# Assigned task
Go through the entries below and copy each line that holds the word "desc".

# Working data
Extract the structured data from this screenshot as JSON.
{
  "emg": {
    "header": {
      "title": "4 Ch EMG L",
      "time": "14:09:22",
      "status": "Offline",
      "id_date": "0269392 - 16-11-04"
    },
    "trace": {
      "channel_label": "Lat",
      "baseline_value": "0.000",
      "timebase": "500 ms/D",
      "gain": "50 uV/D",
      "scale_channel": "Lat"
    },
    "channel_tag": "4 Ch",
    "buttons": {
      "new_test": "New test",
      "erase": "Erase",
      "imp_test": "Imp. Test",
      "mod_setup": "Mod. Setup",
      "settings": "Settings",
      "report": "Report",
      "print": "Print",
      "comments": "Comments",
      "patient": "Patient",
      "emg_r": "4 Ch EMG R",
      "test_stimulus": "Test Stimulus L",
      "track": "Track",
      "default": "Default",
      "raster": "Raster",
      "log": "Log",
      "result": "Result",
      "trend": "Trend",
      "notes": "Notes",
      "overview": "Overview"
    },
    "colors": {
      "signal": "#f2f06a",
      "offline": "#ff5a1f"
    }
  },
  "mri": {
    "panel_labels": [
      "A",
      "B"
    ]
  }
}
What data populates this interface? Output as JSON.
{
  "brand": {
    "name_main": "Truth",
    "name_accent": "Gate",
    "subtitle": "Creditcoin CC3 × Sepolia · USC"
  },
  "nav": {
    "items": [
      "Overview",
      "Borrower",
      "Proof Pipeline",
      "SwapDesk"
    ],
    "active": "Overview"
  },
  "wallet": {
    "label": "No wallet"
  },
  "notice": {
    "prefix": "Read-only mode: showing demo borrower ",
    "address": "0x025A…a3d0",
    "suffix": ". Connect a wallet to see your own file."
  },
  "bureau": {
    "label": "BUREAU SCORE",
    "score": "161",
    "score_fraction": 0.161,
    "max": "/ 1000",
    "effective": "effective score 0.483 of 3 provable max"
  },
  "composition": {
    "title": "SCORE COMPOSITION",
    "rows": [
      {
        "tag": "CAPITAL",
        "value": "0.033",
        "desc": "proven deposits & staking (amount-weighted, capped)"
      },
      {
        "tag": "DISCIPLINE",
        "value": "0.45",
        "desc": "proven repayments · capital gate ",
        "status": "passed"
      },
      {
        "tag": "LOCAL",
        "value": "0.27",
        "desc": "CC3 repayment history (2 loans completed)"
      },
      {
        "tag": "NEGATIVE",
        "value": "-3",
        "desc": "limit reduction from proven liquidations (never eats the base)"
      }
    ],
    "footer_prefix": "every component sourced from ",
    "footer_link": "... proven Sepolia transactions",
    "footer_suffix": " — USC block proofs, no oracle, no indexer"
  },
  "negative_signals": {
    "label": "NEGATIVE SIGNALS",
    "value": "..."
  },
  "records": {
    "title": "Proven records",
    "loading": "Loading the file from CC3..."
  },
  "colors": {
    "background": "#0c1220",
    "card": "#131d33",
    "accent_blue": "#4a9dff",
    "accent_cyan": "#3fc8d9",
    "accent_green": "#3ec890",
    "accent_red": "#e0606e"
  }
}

# Response
        "desc": "proven deposits & staking (amount-weighted, capped)"
        "desc": "proven repayments · capital gate ",
        "desc": "CC3 repayment history (2 loans completed)"
        "desc": "limit reduction from proven liquidations (never eats the base)"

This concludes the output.